||We conducted a case-control study to evaluate the association between paternal smoking and childhood leukemia and to evaluate potential modification by polymorphisms in CYP1A1. Histologically confirmed childhood leukemia cases (n=164) and non-cancer controls (n=164) were recruited from three teaching hospitals in Seoul, Korea. Five single nucleotide polymorphisms in CYP1A1 (-17961T>C, -9893G>A, I462V, 1188C>T (*2A), and 11599C>G) were genotyped and haplotypes were estimated by the expectation-maximization method. We also conducted a meta-analysis of 12 studies that have reported the association between paternal smoking and childhood leukemia risk. Paternal smoking at home was associated with all leukemias (OR=1.8, 95% CI=1.1-2.8) and acute lymphoblastic leukemia (ALL) (2.0, 1.2-3.4). An increasing trend in risk was observed for pack-years smoked after birth (P(trend)=0.06 and 0.02, respectively) and the number of smokers in the home during the child's life (P(trend)=0.05 and 0.03, respectively). Among those without the CGACC haplotype, ALL risk was significantly increased by the father's smoking at home (2.8, 1.5-5.3) and the presence of at least one smoker in the home (2.3, 1.2-4.4), and the test for interaction was significant (P(interaction)=0.03 and 0.02, respectively). The meta-analysis showed that overall paternal smoking (1.13, 1.04-1.24) and smoking before the pregnancy of the child (1.12, 1.04-1.21) were significantly associated with childhood leukemia risk.

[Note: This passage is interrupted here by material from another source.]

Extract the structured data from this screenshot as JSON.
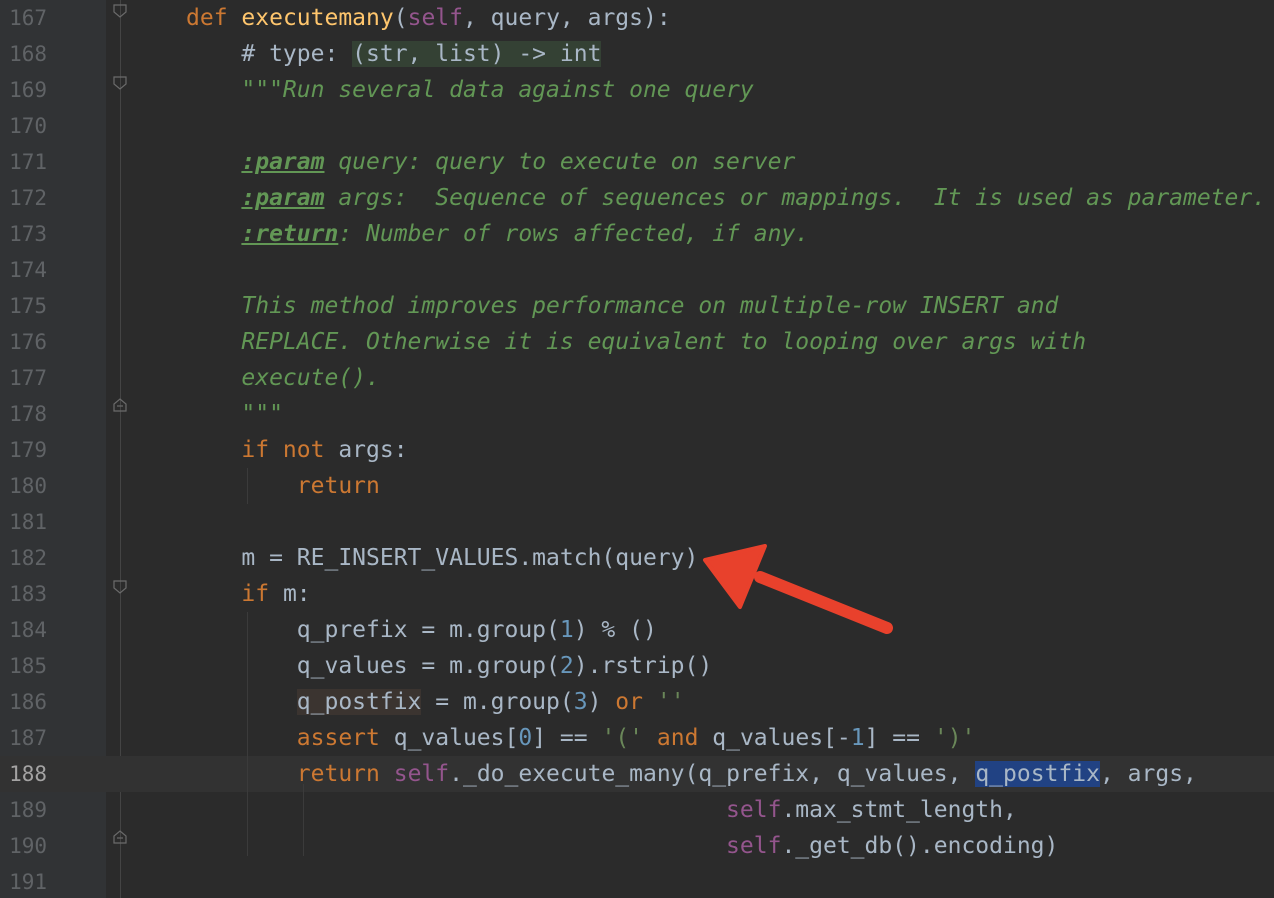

Our results suggest that paternal smoking is a risk factor for childhood leukemia and the effect may be modified by CYP1A1 genotype.